“No Two Exactly the Same,” Friend, Oct. 1994, 2
Richard had worried ever since Dad first mentioned removing the training wheels from his bicycle. He’d hoped the idea had been forgotten, but on Saturday morning he found Dad kneeling beside the bicycle, with his tools spread out on the driveway.
“But Dad,” Richard said, “I like riding with the training wheels. I don’t want you to take them off yet.”
Dad picked up a wrench and loosened the bolts that held the small wheels in place. At the same time, he spoke in his sure, quiet voice. “I think that you should try riding without them. If it doesn’t work out, I can put them back on.”
“I want to wait until my birthday,” Richard said. But in the back of his mind, he knew that he was the oldest kid in the neighborhood—maybe in the whole world—riding a bicycle with training wheels.
The wheels were just off, when Richard’s younger brother, Russell, appeared. “I want to ride Richard’s bike. I can do it, Dad.”
“You have your tricycle,” Dad said. “We’re going to the park. If you want to go with us, get your trike and come along.”
Dad rolled Richard’s bicycle down the sidewalk toward the park. Richard dragged after him, and Russell followed on his tricycle. When they reached the bike path, Russell climbed onto the bicycle seat. Dad gently lifted him off and said, “You’re too little for this bicycle, Russell, and Richard needs to practice riding it. You ride your tricycle.”
Dad helped steady the bicycle while Richard got on. He wished he wasn’t scared, but he was. He pleaded, “Dad, please hang onto me. Don’t let me go all by myself.”
But Dad gave the bike a little push, and Richard wobbled down the path. The bicycle teetered and tottered more and more. Finally, it tipped over.

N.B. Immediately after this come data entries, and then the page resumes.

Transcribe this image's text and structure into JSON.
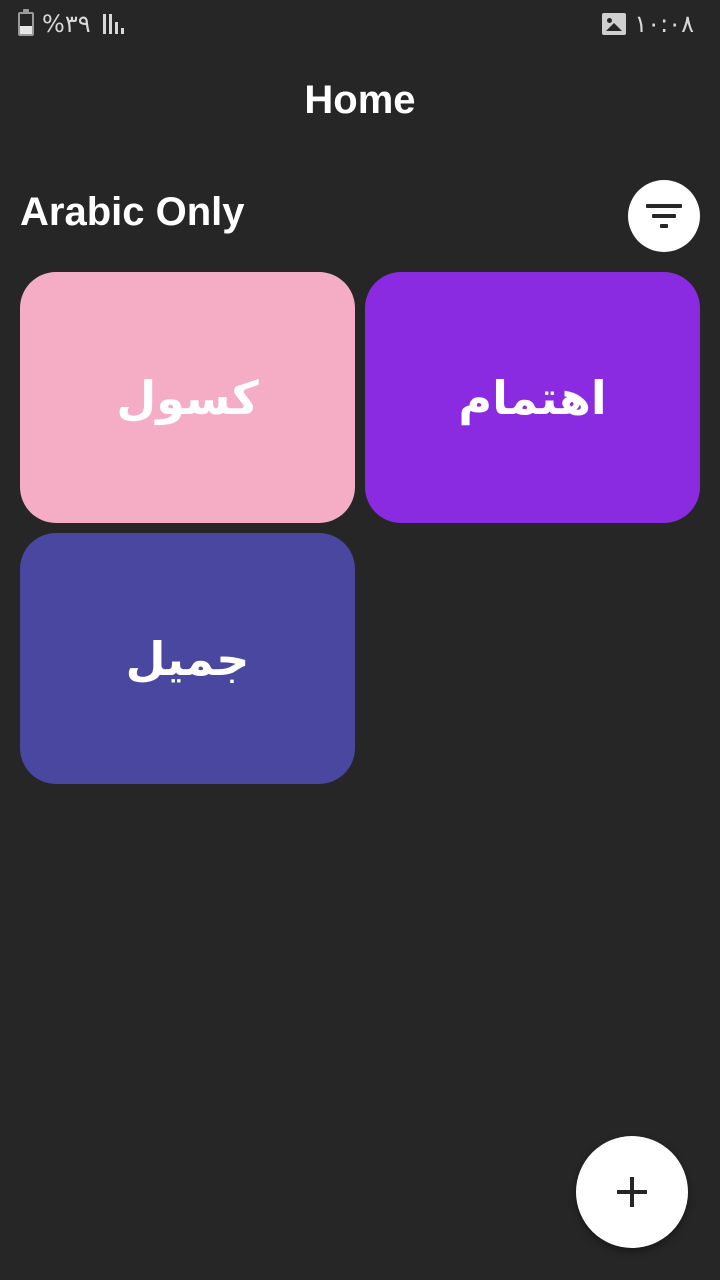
{
  "status_bar": {
    "battery_text": "%٣٩",
    "time": "١٠:٠٨",
    "battery_icon": "battery-icon",
    "signal_icon": "signal-icon",
    "gallery_icon": "image-icon"
  },
  "header": {
    "title": "Home"
  },
  "section": {
    "title": "Arabic Only",
    "filter_icon": "filter-icon"
  },
  "cards": [
    {
      "label": "كسول",
      "color": "#f4adc4"
    },
    {
      "label": "اهتمام",
      "color": "#8a2be2"
    },
    {
      "label": "جميل",
      "color": "#4a47a0"
    }
  ],
  "fab": {
    "icon": "plus-icon"
  },
  "colors": {
    "background": "#262626",
    "text": "#ffffff",
    "button_bg": "#ffffff"
  }
}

Dad hurried over to help him up. “Are you hurt?”
“No, but it was really scary, Dad.”
“Let me try, Dad,” Russell begged. “I’m not a bit scared. I can do it.”
“You have your own wheels,” Dad said. “Richard just needs some more practice.”
On his next ride, Richard stayed on longer, and before it was time to go home, he could ride down the path and back without falling over. He felt great!
All the time Russell kept asking, “Why can’t I have a turn, Dad? I can do it.”
Finally, before they headed home, Dad relented. “All right, Russell, get on. I’ll hold you up.”
Russell climbed onto the seat confidently and, before Dad could get a firm grip on the bike, rode off. He flew along the path, his bright hair standing straight up in the breeze.
Richard and Dad looked at each other in amazement.
“Why does it always have to be this way?” Richard moaned. “He does everything better than I do, and he’s just a little kid.”
“He is doing well for a boy who never rode a bicycle before, isn’t he?” Dad admitted.
“Remember when we went to the lake, Dad? Russell could swim better than I could, and he even dared to dive off the rocks.”
“He had a good time,” Dad said. “But you did, too, didn’t you?”
“He caught a lot of fish,” Richard reminded Dad, “and I only caught one. See what I mean?”
Dad put his hand on Richard’s shoulder. “Just remember that no two people are exactly the same. You have your talents. He has his.”
Richard wasn’t sure what Dad meant. He was sure of one thing, though—Russell had stolen his joy in learning to ride without his training wheels. When they got home, Russell told everyone about his first ride on a bicycle. He repeated several times, “And I never even needed training wheels!”
Richard went to his room. He tried to read a book, but the twins were scrapping right outside his door.
“It is not!” Joyce yelled even louder than Judy.
Richard put his book down and went into the hall. “What’s the problem?”
“This is my book bag,” Judy said.
“It is not!” Joyce argued.
Richard examined the bag. “You’re right, Judy,” he said. “It’s yours.” He turned to Joyce. “Remember when Grandmother gave you both book bags? She put a red dot on the bottom of Judy’s. Here it is—see?”
The twins agreed, and Joyce went to find her bag.
It was quiet in the house again. Richard went back to his room, slumped on the edge of his bed, and thought about Russell. He felt downright miserable. There’s nothing worse than being outdone by your little brother every time you turn around.
Dad knocked and came in and sat on the bed next to Richard. “It’s amazing how much smoother things go when you’re around.”
“You’re a natural peacemaker.”
“Yes. I noticed how you settled the twins’ disagreement. That isn’t the first time I’ve seen you figure things out for people who were having trouble getting along.”
Richard suddenly felt good.
“I believe that one of the rarest talents in the world is that of smoothing out problems between people. You’re just amazing, Richard!”
When Dad went away, Richard lay on his bed, grinning at the ceiling. He did have a talent! He repeated the words his dad had said, “You’re a natural peacemaker.”
All the dark feelings he’d had before went away. He felt just fine!